__REQUIREMENT__:
Write out the whole listing again, exactly as given.

__RECORD EXTRACTS__:
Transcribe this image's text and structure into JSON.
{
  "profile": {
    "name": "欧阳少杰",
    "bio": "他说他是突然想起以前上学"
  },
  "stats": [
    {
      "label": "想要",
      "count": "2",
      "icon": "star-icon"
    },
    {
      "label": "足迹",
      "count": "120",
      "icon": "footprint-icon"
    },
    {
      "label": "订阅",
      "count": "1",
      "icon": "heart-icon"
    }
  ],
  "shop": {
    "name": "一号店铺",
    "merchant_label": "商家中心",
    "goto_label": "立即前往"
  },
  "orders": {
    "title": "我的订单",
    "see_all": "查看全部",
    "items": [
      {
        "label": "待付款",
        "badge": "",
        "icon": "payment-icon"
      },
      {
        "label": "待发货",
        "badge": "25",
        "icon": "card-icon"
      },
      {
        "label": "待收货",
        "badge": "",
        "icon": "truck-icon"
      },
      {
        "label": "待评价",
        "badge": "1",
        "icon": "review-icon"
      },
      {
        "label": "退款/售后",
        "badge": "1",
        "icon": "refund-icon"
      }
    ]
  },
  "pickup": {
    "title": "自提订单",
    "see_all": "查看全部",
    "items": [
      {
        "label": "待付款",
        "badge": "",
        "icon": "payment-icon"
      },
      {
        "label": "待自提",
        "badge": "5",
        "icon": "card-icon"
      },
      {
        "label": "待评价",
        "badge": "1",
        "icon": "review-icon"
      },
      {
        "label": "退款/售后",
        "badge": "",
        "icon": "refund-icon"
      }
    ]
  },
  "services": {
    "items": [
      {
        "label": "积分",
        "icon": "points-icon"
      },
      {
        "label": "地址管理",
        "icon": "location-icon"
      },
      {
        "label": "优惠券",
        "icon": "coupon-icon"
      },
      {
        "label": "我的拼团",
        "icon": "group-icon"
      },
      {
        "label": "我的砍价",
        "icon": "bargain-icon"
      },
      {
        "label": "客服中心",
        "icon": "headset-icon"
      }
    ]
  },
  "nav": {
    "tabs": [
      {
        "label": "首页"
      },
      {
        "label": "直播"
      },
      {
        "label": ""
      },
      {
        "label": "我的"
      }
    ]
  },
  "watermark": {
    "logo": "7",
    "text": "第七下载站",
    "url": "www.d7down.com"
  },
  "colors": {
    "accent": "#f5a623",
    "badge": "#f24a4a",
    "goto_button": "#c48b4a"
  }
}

__YOUR RESPONSE__:
Transcribe this image's text and structure into JSON.
{
  "profile": {
    "name": "欧阳少杰",
    "bio": "他说他是突然想起以前上学"
  },
  "stats": [
    {
      "label": "想要",
      "count": "2",
      "icon": "star-icon"
    },
    {
      "label": "足迹",
      "count": "120",
      "icon": "footprint-icon"
    },
    {
      "label": "订阅",
      "count": "1",
      "icon": "heart-icon"
    }
  ],
  "shop": {
    "name": "一号店铺",
    "merchant_label": "商家中心",
    "goto_label": "立即前往"
  },
  "orders": {
    "title": "我的订单",
    "see_all": "查看全部",
    "items": [
      {
        "label": "待付款",
        "badge": "",
        "icon": "payment-icon"
      },
      {
        "label": "待发货",
        "badge": "25",
        "icon": "card-icon"
      },
      {
        "label": "待收货",
        "badge": "",
        "icon": "truck-icon"
      },
      {
        "label": "待评价",
        "badge": "1",
        "icon": "review-icon"
      },
      {
        "label": "退款/售后",
        "badge": "1",
        "icon": "refund-icon"
      }
    ]
  },
  "pickup": {
    "title": "自提订单",
    "see_all": "查看全部",
    "items": [
      {
        "label": "待付款",
        "badge": "",
        "icon": "payment-icon"
      },
      {
        "label": "待自提",
        "badge": "5",
        "icon": "card-icon"
      },
      {
        "label": "待评价",
        "badge": "1",
        "icon": "review-icon"
      },
      {
        "label": "退款/售后",
        "badge": "",
        "icon": "refund-icon"
      }
    ]
  },
  "services": {
    "items": [
      {
        "label": "积分",
        "icon": "points-icon"
      },
      {
        "label": "地址管理",
        "icon": "location-icon"
      },
      {
        "label": "优惠券",
        "icon": "coupon-icon"
      },
      {
        "label": "我的拼团",
        "icon": "group-icon"
      },
      {
        "label": "我的砍价",
        "icon": "bargain-icon"
      },
      {
        "label": "客服中心",
        "icon": "headset-icon"
      }
    ]
  },
  "nav": {
    "tabs": [
      {
        "label": "首页"
      },
      {
        "label": "直播"
      },
      {
        "label": ""
      },
      {
        "label": "我的"
      }
    ]
  },
  "watermark": {
    "logo": "7",
    "text": "第七下载站",
    "url": "www.d7down.com"
  },
  "colors": {
    "accent": "#f5a623",
    "badge": "#f24a4a",
    "goto_button": "#c48b4a"
  }
}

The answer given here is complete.